* Euro drops after euro zone PMI surveys
* Prospect of hung Italian parliament weighs on euro
* Dollar index hit 5-month high
By Gertrude Chavez-Dreyfuss
NEW YORK, Feb 21 The euro dropped to a six-week
low against the dollar and a three-week trough against the yen
on Thursday in the wake of data showing a struggling euro zone
economy and amid uncertainty ahead of Italy's election at the
Expectations that the U.S. Federal Reserve may start
reducing monetary stimulus earlier than thought also helped the
dollar gain broadly.
The euro zone purchasing managers' data for February pointed
to continued weakness in the region, keeping alive chances of an
interest rate cut by the European Central Bank in coming months.
"The PMI news is not good and shows the euro zone is under
economic duress and you add to the current uncertainty ahead of
the Italian elections and we have a euro that is struggling to
get ahead," said Matthew Lifson, senior trader and analyst at
Cambridge Mercantile Group in Princeton, New Jersey.
Prospects of a fragmented parliament after Italy's national
election could trigger a sell-off in the peripheral bond market
and weigh on the euro.
The euro dropped to $1.3166, its lowest since Jan.
10, and well below a 15-month peak of $1.3711 reached on Feb. 1.
The euro last traded at $1.3209, down 0.5 percent.
It has now broken below support at $1.3310, the 38.2 percent
retracement of its November-February rally, and its 55-day
moving average at $1.3285. The losses leave it open for a test
of the Jan. 10 low of around $1.3040.
Against the yen, the euro fell to 122.23 yen, its weakest
level since late January. It was last at 122.91, down 1.1
David Mackie, European economist at JP Morgan in London,
said although the euro zone is making progress, the past month
has seen a broad-based disappointment on the macroeconomic
"An exit from recession is still likely, but the journey
looks to be slower and bumpier than we were expecting and the
improvement in economic activity looks to be disproportionately
skewed towards Germany," Mackie said.
He added that the recent round of weak data would be enough
reason for the ECB to cut rates.
The single currency was already under pressure against the
dollar after minutes from the Federal Reserve's January
policy-setting meeting released Wednesday showed "a number of
participants" had expressed concern over the risks of continued
"Those Fed minutes really hit long euro positions in most
crosses," Cambridge's Lifson said.
Despite the euro's broad weakness, BNP Paribas said the
reaction to the Fed minutes was overdone and recommended buying
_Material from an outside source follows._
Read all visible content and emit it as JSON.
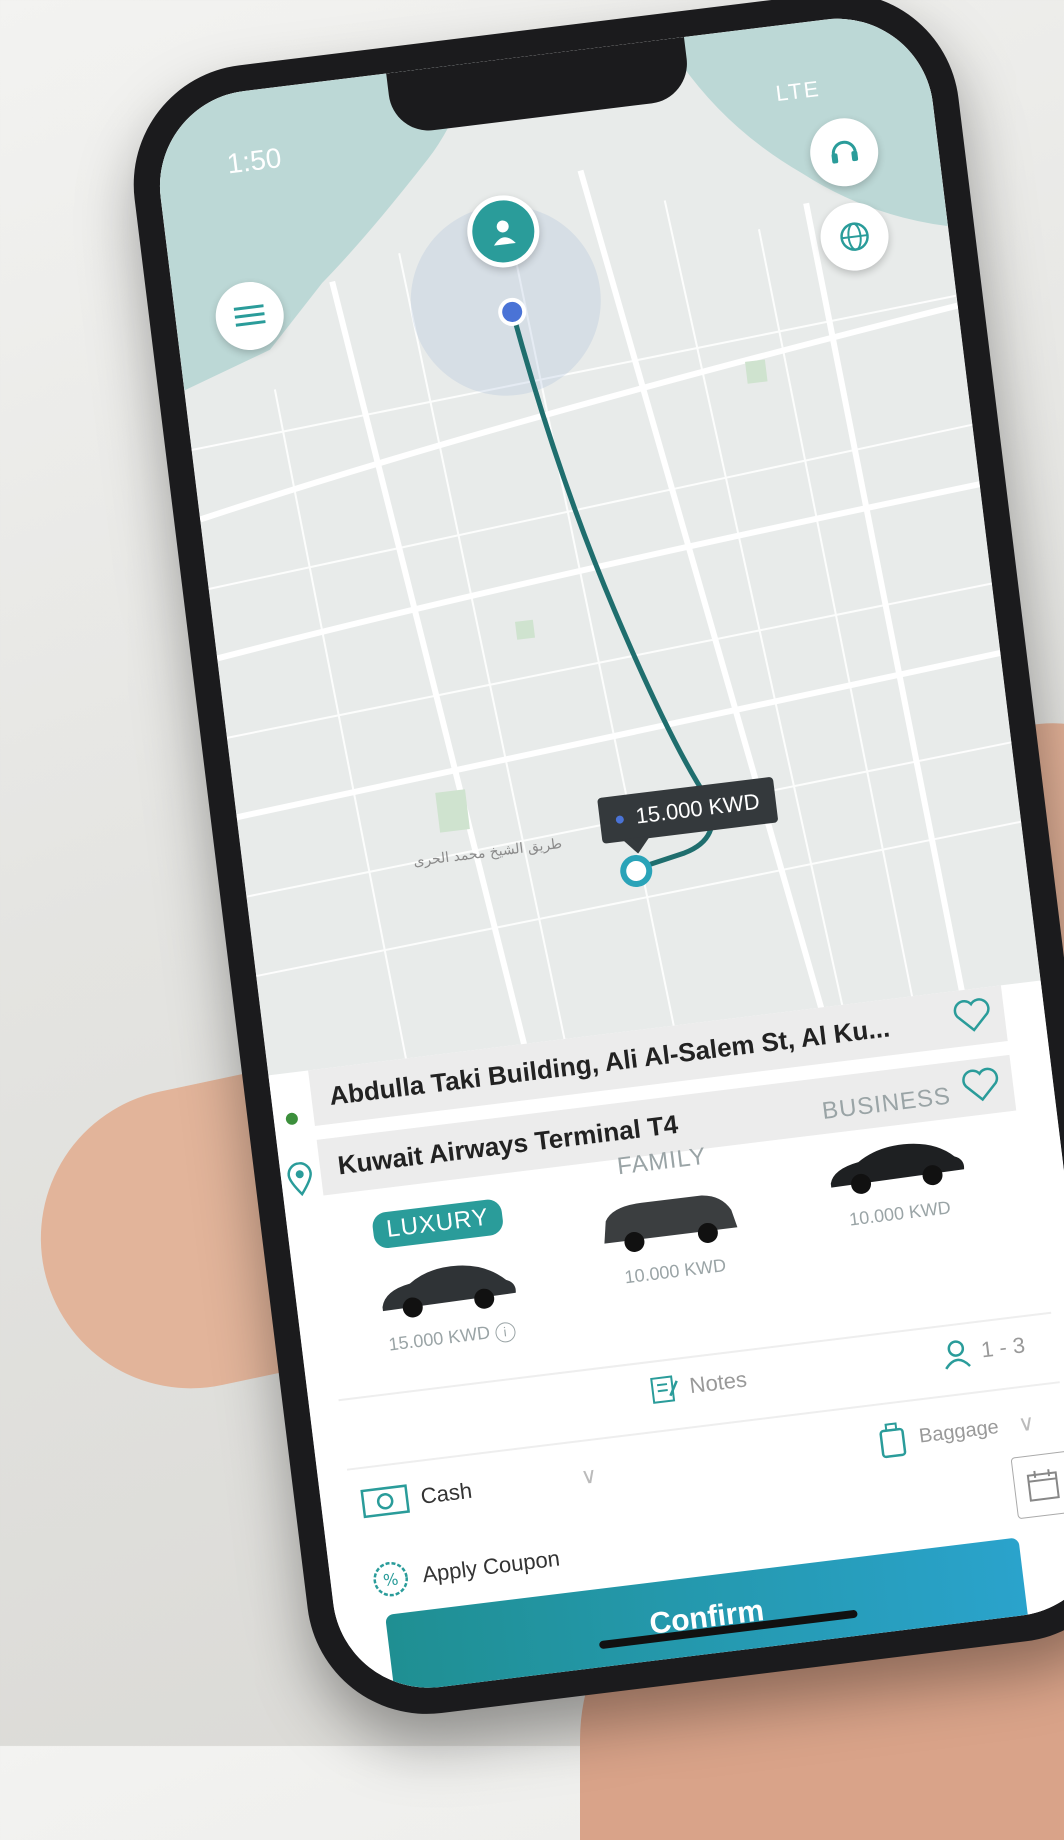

the single currency against the dollar, with a target of $1.38.
DOLLAR INDEX GAINS
The Fed minutes fueled speculation among market players that
the Fed is moving closer to tightening policy, helping push the
dollar index to a five-month high of 81.508.
The index had posted its biggest one-day gain in seven
months on Wednesday and last quoted at 81.354, up 0.4 percent.
Broad demand for the dollar helped push the U.S. currency to
a one-month high against the Swiss franc of 0.9330 franc,
and a four-month peak against the Australian dollar at
As the Fed considers the eventual end of its asset buying,
the dollar stands to gain against currencies like the yen and
the British pound. Both the Bank of Japan and Bank of England
are considering printing more money and expanding their balance
sheets, driving down the value of their currencies.
The dollar has gained more than 7 percent against the yen
while sterling has lost 6 percent so far this year.
The yen has been the worst performing major currency so far
in 2013 as investors bet on more aggressive policies from the
Bank of Japan to reflate the world's third-biggest economy.
On Thursday, the dollar took a breather from its recent
rally and was trading down 0.4 percent at 93.22 yen.
U.S. data showing initial jobless claims rose more than
expected in the latest week added to the dollar's losses against
the Japanese currency, as did an unexpectedly weak survey of
business activity in the U.S. mid-Atlantic region.
Morgan Stanley strategists said the dollar's decline was
likely to be limited around the 92.90 yen area, the low struck
on Feb. 12, and the greenback would eventually rise to test its
recent near three-year highs of around 94.50 yen.